__PROBLEM REQUIREMENTS__. Extract all of the entries and give them again, word for word.

**** RECORDS PROVIDED ****

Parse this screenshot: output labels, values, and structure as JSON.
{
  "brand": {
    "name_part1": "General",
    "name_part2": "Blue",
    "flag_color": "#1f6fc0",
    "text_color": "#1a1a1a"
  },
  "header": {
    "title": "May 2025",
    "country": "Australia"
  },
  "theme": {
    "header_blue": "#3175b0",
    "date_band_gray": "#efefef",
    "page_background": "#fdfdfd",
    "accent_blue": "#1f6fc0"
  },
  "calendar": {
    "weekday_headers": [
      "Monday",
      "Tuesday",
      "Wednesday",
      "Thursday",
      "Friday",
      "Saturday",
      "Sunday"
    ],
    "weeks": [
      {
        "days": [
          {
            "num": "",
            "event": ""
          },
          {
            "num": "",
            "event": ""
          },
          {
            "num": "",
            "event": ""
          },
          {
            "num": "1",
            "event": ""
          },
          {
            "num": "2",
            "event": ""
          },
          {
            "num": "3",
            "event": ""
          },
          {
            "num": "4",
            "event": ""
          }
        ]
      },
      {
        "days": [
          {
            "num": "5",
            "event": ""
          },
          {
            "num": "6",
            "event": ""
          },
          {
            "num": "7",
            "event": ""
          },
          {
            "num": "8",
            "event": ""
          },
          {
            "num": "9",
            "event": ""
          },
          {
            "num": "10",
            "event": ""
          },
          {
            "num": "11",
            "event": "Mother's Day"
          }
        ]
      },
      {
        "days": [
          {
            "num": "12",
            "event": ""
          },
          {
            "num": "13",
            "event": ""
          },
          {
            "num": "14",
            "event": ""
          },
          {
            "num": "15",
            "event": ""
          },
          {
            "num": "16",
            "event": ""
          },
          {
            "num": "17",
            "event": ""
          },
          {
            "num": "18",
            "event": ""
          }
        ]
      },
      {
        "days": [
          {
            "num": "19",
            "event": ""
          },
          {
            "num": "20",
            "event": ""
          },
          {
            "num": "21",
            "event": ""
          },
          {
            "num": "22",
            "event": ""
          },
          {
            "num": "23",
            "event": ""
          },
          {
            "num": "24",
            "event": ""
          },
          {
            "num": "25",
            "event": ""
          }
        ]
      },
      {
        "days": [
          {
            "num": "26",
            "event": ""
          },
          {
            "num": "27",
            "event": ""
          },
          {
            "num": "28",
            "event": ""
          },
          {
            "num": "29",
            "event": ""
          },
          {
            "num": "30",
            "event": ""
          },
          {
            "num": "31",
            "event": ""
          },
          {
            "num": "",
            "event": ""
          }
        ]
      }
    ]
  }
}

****

__SOLVED PROBLEM__.
Parse this screenshot: output labels, values, and structure as JSON.
{
  "brand": {
    "name_part1": "General",
    "name_part2": "Blue",
    "flag_color": "#1f6fc0",
    "text_color": "#1a1a1a"
  },
  "header": {
    "title": "May 2025",
    "country": "Australia"
  },
  "theme": {
    "header_blue": "#3175b0",
    "date_band_gray": "#efefef",
    "page_background": "#fdfdfd",
    "accent_blue": "#1f6fc0"
  },
  "calendar": {
    "weekday_headers": [
      "Monday",
      "Tuesday",
      "Wednesday",
      "Thursday",
      "Friday",
      "Saturday",
      "Sunday"
    ],
    "weeks": [
      {
        "days": [
          {
            "num": "",
            "event": ""
          },
          {
            "num": "",
            "event": ""
          },
          {
            "num": "",
            "event": ""
          },
          {
            "num": "1",
            "event": ""
          },
          {
            "num": "2",
            "event": ""
          },
          {
            "num": "3",
            "event": ""
          },
          {
            "num": "4",
            "event": ""
          }
        ]
      },
      {
        "days": [
          {
            "num": "5",
            "event": ""
          },
          {
            "num": "6",
            "event": ""
          },
          {
            "num": "7",
            "event": ""
          },
          {
            "num": "8",
            "event": ""
          },
          {
            "num": "9",
            "event": ""
          },
          {
            "num": "10",
            "event": ""
          },
          {
            "num": "11",
            "event": "Mother's Day"
          }
        ]
      },
      {
        "days": [
          {
            "num": "12",
            "event": ""
          },
          {
            "num": "13",
            "event": ""
          },
          {
            "num": "14",
            "event": ""
          },
          {
            "num": "15",
            "event": ""
          },
          {
            "num": "16",
            "event": ""
          },
          {
            "num": "17",
            "event": ""
          },
          {
            "num": "18",
            "event": ""
          }
        ]
      },
      {
        "days": [
          {
            "num": "19",
            "event": ""
          },
          {
            "num": "20",
            "event": ""
          },
          {
            "num": "21",
            "event": ""
          },
          {
            "num": "22",
            "event": ""
          },
          {
            "num": "23",
            "event": ""
          },
          {
            "num": "24",
            "event": ""
          },
          {
            "num": "25",
            "event": ""
          }
        ]
      },
      {
        "days": [
          {
            "num": "26",
            "event": ""
          },
          {
            "num": "27",
            "event": ""
          },
          {
            "num": "28",
            "event": ""
          },
          {
            "num": "29",
            "event": ""
          },
          {
            "num": "30",
            "event": ""
          },
          {
            "num": "31",
            "event": ""
          },
          {
            "num": "",
            "event": ""
          }
        ]
      }
    ]
  }
}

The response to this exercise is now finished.